Problem description:
Work through the data and say how many lines contain "name". The number alone is the answer.

[Data shown]

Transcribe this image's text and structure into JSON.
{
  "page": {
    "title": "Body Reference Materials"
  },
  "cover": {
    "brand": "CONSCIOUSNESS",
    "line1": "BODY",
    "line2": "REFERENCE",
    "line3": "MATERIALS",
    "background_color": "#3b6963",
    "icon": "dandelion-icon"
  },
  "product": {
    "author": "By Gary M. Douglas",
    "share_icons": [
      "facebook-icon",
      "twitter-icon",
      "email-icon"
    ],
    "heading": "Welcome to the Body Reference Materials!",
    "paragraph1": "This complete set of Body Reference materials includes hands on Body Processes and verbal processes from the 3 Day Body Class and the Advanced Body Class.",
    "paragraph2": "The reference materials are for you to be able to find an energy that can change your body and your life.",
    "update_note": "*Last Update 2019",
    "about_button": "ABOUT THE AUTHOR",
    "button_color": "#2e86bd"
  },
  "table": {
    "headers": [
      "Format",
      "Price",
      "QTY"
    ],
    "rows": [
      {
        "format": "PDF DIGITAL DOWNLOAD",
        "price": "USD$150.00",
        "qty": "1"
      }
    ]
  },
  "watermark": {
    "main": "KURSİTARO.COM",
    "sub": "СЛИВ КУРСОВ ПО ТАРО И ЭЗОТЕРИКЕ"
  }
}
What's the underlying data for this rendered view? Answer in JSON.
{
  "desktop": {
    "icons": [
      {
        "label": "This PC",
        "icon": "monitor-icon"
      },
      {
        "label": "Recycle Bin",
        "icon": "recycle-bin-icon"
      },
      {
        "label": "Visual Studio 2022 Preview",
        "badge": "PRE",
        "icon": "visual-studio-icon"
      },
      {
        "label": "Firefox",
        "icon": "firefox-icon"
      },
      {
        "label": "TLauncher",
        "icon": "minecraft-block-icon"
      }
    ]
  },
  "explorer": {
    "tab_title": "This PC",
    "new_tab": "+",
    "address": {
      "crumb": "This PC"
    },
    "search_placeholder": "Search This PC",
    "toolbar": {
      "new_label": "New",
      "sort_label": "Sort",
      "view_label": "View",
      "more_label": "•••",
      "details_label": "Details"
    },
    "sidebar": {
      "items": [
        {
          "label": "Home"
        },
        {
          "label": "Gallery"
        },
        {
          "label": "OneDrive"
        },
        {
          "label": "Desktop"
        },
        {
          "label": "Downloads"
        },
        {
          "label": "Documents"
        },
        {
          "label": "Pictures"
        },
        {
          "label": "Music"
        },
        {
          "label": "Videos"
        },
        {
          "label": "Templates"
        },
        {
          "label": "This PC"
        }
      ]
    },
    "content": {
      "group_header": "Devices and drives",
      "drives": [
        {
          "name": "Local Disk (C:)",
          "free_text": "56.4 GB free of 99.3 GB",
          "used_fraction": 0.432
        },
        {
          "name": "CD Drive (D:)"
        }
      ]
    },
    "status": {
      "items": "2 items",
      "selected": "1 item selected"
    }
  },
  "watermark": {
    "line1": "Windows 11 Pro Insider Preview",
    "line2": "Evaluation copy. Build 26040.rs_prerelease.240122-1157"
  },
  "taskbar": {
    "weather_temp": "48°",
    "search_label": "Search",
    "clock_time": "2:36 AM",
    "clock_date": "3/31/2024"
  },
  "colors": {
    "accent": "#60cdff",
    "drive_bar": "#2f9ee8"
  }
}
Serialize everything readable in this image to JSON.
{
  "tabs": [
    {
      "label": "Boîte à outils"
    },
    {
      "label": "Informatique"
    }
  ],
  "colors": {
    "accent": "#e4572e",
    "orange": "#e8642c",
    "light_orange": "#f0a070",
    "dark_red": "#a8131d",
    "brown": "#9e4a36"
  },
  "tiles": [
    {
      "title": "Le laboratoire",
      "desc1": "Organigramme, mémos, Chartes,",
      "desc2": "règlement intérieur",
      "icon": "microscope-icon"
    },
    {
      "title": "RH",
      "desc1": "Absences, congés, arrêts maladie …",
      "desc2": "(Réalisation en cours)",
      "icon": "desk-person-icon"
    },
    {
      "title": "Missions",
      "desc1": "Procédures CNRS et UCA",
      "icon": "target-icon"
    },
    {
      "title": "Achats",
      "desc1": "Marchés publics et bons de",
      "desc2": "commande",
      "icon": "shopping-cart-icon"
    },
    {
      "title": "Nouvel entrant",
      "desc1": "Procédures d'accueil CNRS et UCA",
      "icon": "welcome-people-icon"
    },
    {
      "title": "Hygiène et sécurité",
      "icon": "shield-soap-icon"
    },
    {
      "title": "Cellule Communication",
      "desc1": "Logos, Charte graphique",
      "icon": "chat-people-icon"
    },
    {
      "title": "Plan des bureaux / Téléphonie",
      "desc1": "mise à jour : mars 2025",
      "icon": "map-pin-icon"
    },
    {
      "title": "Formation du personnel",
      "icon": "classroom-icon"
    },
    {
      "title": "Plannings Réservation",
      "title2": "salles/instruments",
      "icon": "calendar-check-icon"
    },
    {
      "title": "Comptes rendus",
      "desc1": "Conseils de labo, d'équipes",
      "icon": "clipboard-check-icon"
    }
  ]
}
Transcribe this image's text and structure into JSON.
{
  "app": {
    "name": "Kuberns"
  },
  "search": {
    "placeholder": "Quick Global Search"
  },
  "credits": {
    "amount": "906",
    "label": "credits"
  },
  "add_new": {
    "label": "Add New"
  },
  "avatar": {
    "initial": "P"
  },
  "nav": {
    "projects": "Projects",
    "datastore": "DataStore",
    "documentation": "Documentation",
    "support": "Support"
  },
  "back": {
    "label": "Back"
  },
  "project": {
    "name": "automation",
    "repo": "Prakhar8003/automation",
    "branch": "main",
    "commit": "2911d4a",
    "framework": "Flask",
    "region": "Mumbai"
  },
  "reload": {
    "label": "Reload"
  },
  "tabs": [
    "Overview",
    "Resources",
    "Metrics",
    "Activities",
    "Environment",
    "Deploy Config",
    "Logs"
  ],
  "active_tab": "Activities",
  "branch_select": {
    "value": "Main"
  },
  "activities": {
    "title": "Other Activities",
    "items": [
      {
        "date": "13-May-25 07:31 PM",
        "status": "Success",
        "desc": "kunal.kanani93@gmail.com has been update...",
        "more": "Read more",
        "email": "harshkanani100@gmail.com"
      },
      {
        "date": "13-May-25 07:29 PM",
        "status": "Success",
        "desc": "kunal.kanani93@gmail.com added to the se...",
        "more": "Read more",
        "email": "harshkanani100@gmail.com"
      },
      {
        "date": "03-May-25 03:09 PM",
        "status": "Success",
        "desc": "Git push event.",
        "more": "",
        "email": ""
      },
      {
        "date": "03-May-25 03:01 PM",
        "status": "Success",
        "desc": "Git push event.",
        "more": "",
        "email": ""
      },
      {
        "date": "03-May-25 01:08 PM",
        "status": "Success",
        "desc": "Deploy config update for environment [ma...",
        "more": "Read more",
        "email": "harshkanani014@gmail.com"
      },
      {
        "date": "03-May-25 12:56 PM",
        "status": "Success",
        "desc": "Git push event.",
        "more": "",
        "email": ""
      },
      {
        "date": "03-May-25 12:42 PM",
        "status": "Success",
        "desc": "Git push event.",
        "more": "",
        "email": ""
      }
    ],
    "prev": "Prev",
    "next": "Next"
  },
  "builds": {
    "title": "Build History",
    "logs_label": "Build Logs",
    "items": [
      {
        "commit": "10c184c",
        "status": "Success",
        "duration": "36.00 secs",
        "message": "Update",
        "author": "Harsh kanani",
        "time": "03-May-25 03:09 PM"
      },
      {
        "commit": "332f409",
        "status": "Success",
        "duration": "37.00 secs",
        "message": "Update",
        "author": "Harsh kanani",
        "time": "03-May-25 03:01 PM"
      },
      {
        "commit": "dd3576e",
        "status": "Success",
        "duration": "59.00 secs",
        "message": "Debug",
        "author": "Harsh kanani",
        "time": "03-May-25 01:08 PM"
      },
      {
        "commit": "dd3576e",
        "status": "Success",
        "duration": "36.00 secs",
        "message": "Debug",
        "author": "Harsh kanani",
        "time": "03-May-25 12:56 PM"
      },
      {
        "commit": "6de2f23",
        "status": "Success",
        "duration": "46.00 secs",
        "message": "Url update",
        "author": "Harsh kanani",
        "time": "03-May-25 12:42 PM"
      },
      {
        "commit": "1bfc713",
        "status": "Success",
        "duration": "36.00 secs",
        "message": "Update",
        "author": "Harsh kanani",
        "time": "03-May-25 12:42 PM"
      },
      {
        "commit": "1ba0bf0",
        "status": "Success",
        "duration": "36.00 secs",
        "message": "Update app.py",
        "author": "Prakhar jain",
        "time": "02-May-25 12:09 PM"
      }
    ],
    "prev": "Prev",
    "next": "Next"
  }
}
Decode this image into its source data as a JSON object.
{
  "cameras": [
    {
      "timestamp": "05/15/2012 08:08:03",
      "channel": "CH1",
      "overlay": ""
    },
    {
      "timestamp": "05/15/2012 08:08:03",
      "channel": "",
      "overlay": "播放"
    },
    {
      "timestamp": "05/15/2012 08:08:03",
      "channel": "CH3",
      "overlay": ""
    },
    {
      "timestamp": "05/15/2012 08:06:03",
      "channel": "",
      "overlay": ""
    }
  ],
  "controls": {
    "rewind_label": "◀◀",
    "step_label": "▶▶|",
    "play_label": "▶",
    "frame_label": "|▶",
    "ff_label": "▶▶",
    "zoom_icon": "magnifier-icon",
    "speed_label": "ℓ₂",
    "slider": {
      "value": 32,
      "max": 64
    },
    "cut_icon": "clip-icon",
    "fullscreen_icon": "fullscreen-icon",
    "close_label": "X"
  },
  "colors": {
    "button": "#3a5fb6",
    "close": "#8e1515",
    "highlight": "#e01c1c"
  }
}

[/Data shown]

Written solution:
4